- University of Mississippi Archives and Special Collections (69)
- University of Texas Health Science Center at San Antonio (20)
- University of Texas Medical Branch, Galveston (148)
- Eskind Biomedical Library, Vanderbilt University (87)
- DeWitt Wallace Institute for the History of Psychiatry, Weill Cornell Medical College (22)
- Wright State University Special Collections and Archives (59)
NLM invites libraries, archives and museums with finding aids for collections in the history of medicine and health sciences to join the Consortium.
Under a recent agreement with the American Medical Association (AMA), the National Library of Medicine (NLM) will be including the AMA’s Current Procedural Terminology (CPT) codes for molecular pathology tests in the National Institutes of Health’s Genetic Testing Registry (GTR). GTR is operated by NLM’s National Center for Biotechnology Information (NCBI), and provides a resource for comprehensive information about genetic tests. The database provides a central location for voluntary submission of test information by providers. Content includes the test’s purpose, methodology, validity, evidence of the test’s usefulness, and laboratory contacts and credentials.
Under the new agreement, AMA’s CPT codes for molecular pathology tests will be integrated into GTR. The AMA-created codes describe the latest advances in genetic testing and molecular diagnostic services for reporting and tracking purposes. AMA’s new, more detailed CPT codes for molecular pathology became effective in 2012. Inclusion of the CPT codes in GTR further enhances the database’s interoperability with electronic medical records and laboratory information management systems. GTR also incorporates SNOMED CT (Systematized Nomenclature of Medicine – Clinical Terms), an extensive clinical terminology produced by the International Health Terminology Standards Development Organisation (IHTSDO), and LOINC (Logical Observation Identifiers Names and Codes), produced by the Regenstrief Institute, which provides standardized terms and codes for identifying laboratory and clinical observations. NLM is the US Member of the IHTSDO and provides support for the development and free US-wide use of both SNOMED CT and LOINC. CPT, SNOMED CT, and LOINC are required standards in the certification criteria for electronic health record products issued by the Office of the National Coordinator for Health Information Technology, Department of Health and Human Services.

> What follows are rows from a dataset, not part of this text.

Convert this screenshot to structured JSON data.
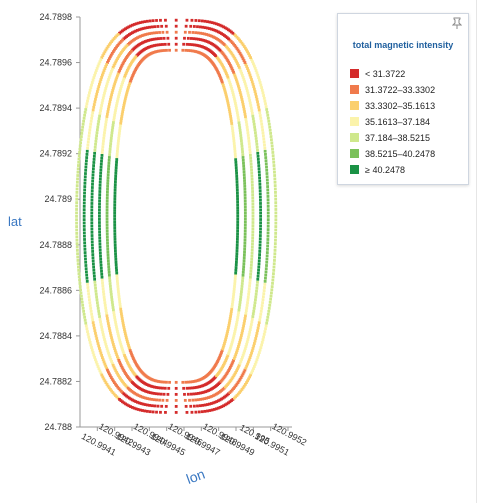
{
  "chart_data": {
    "type": "scatter",
    "xlabel": "lon",
    "ylabel": "lat",
    "xlim": [
      120.994,
      120.9952
    ],
    "ylim": [
      24.788,
      24.7898
    ],
    "x_ticks": [
      "120.9941",
      "120.9942",
      "120.9943",
      "120.9944",
      "120.9945",
      "120.9946",
      "120.9947",
      "120.9948",
      "120.9949",
      "120.995",
      "120.9951",
      "120.9952"
    ],
    "y_ticks": [
      "24.7898",
      "24.7896",
      "24.7894",
      "24.7892",
      "24.789",
      "24.7888",
      "24.7886",
      "24.7884",
      "24.7882",
      "24.788"
    ],
    "legend": {
      "title": "total magnetic intensity",
      "placement": "top-right",
      "items": [
        {
          "label": "< 31.3722",
          "color": "#d42b2b"
        },
        {
          "label": "31.3722–33.3302",
          "color": "#f07a4c"
        },
        {
          "label": "33.3302–35.1613",
          "color": "#fbcf6d"
        },
        {
          "label": "35.1613–37.184",
          "color": "#fbf3ab"
        },
        {
          "label": "37.184–38.5215",
          "color": "#cfe88c"
        },
        {
          "label": "38.5215–40.2478",
          "color": "#7ac15a"
        },
        {
          "label": "≥ 40.2478",
          "color": "#1a9245"
        }
      ]
    },
    "track": {
      "shape": "closed loop (racetrack)",
      "lon_range": [
        120.99409,
        120.99502
      ],
      "lat_range": [
        24.78813,
        24.78972
      ]
    }
  }
}
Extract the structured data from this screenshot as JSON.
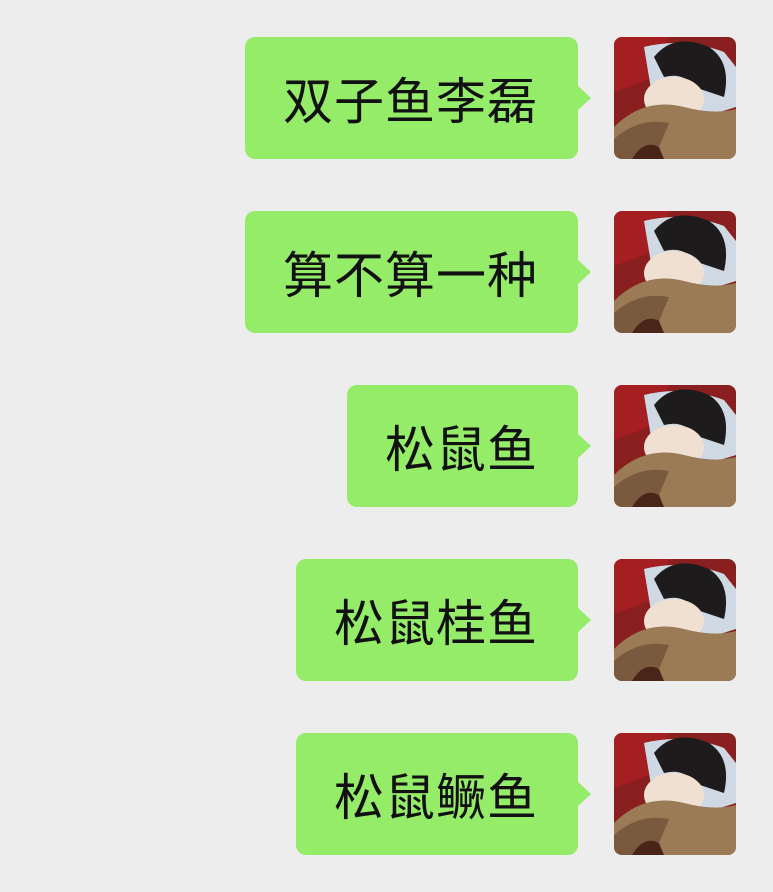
{
  "messages": [
    {
      "text": "双子鱼李磊"
    },
    {
      "text": "算不算一种"
    },
    {
      "text": "松鼠鱼"
    },
    {
      "text": "松鼠桂鱼"
    },
    {
      "text": "松鼠鳜鱼"
    }
  ],
  "colors": {
    "background": "#ededed",
    "bubble": "#95ec69",
    "text": "#111111"
  }
}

In December, 2012, NLM’s Division of Specialized Information Services (SIS) released a major update for the Radiation Emergency Medical Management (REMM) tool. REMM provides guidance for health care providers about the clinical diagnosis and treatment of radiation injury during radiological or nuclear emergencies. It is web-based, but also downloadable to your Windows or Mac, and key information is also available on the mobile apps for Android, iPhone/iPod Touch/iPad & BlackBerry. Key changes are noted below. Many more updates and changes appear throughout REMM. You are strongly encouraged to update any versions of REMM you have previously downloaded to your computer, USB drive, or mobile device.
- Creation of REMM Multimedia Library
- Display of REMM multimedia items in carousel format
- Items accessible by content category
- New videos, illustrations, pictures, tables
- REMM YouTube channel: 4 new videos uploaded
- Improved REMM bibliography
- New table of contents improves access to listings
- Many new references and topics
- Updated Prototype for Medical Orders
- Now includes Pediatric information
- Updated information in many sections, including use of anti-microbial drugs
- New sections for “Other Audiences”
- Updates to key pages
- Print output from Dose Estimator for Lymphocyte Depletion Kinetics and Time to Onset of Vomiting
- Improved right navigation panel for accessing key items
New Features on Mobile REMM
- Interactive tool for radiation unit conversions, e.g. curie to becquerel, rad to gray
- Updates to Emergency Contacts
MedlinePlus.gov offers over 900 Health Topic pages covering a myriad of diseases, illnesses, health conditions, and wellness issues. Millions of users visited MedlinePlus Health Topic pages in 2012. Which were the most visited? Take a look at the list of “Top 10 Most Visited MedlinePlus Health Topics of 2012″: